TASK STATEMENT:
The entire listing below must be written out word for word.

EXTRACTED MATERIAL:
#####

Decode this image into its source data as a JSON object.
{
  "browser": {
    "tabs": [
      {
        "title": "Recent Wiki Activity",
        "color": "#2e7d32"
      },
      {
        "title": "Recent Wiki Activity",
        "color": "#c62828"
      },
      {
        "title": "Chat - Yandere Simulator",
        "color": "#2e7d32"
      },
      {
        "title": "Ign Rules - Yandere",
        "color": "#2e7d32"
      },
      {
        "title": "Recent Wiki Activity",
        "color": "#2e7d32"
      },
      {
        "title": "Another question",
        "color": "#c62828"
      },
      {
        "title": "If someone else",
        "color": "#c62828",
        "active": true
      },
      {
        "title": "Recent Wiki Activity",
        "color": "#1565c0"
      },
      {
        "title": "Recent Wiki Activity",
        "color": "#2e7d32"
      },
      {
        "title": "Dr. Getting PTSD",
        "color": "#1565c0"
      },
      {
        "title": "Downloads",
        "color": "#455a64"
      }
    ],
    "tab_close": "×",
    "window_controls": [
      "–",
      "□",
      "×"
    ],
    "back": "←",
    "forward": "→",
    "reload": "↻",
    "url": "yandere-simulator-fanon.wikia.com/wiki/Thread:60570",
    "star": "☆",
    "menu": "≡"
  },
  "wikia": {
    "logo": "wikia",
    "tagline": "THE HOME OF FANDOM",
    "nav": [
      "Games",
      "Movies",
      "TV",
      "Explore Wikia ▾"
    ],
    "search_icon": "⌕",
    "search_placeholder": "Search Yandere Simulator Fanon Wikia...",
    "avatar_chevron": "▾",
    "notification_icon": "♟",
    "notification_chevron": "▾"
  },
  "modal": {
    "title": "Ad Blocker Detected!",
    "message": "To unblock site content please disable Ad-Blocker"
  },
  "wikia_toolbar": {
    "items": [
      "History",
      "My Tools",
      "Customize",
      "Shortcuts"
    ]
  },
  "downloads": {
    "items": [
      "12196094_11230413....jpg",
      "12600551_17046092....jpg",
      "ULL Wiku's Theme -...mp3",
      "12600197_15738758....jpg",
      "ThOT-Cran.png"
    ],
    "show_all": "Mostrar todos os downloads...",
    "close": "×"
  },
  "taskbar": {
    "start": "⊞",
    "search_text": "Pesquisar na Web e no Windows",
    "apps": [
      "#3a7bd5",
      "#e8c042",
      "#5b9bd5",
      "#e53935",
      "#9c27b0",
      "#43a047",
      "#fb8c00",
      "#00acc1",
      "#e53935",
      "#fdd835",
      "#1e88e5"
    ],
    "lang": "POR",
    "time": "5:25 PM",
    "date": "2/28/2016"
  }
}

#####

RESULT OF THE TASK:
Decode this image into its source data as a JSON object.
{
  "browser": {
    "tabs": [
      {
        "title": "Recent Wiki Activity",
        "color": "#2e7d32"
      },
      {
        "title": "Recent Wiki Activity",
        "color": "#c62828"
      },
      {
        "title": "Chat - Yandere Simulator",
        "color": "#2e7d32"
      },
      {
        "title": "Ign Rules - Yandere",
        "color": "#2e7d32"
      },
      {
        "title": "Recent Wiki Activity",
        "color": "#2e7d32"
      },
      {
        "title": "Another question",
        "color": "#c62828"
      },
      {
        "title": "If someone else",
        "color": "#c62828",
        "active": true
      },
      {
        "title": "Recent Wiki Activity",
        "color": "#1565c0"
      },
      {
        "title": "Recent Wiki Activity",
        "color": "#2e7d32"
      },
      {
        "title": "Dr. Getting PTSD",
        "color": "#1565c0"
      },
      {
        "title": "Downloads",
        "color": "#455a64"
      }
    ],
    "tab_close": "×",
    "window_controls": [
      "–",
      "□",
      "×"
    ],
    "back": "←",
    "forward": "→",
    "reload": "↻",
    "url": "yandere-simulator-fanon.wikia.com/wiki/Thread:60570",
    "star": "☆",
    "menu": "≡"
  },
  "wikia": {
    "logo": "wikia",
    "tagline": "THE HOME OF FANDOM",
    "nav": [
      "Games",
      "Movies",
      "TV",
      "Explore Wikia ▾"
    ],
    "search_icon": "⌕",
    "search_placeholder": "Search Yandere Simulator Fanon Wikia...",
    "avatar_chevron": "▾",
    "notification_icon": "♟",
    "notification_chevron": "▾"
  },
  "modal": {
    "title": "Ad Blocker Detected!",
    "message": "To unblock site content please disable Ad-Blocker"
  },
  "wikia_toolbar": {
    "items": [
      "History",
      "My Tools",
      "Customize",
      "Shortcuts"
    ]
  },
  "downloads": {
    "items": [
      "12196094_11230413....jpg",
      "12600551_17046092....jpg",
      "ULL Wiku's Theme -...mp3",
      "12600197_15738758....jpg",
      "ThOT-Cran.png"
    ],
    "show_all": "Mostrar todos os downloads...",
    "close": "×"
  },
  "taskbar": {
    "start": "⊞",
    "search_text": "Pesquisar na Web e no Windows",
    "apps": [
      "#3a7bd5",
      "#e8c042",
      "#5b9bd5",
      "#e53935",
      "#9c27b0",
      "#43a047",
      "#fb8c00",
      "#00acc1",
      "#e53935",
      "#fdd835",
      "#1e88e5"
    ],
    "lang": "POR",
    "time": "5:25 PM",
    "date": "2/28/2016"
  }
}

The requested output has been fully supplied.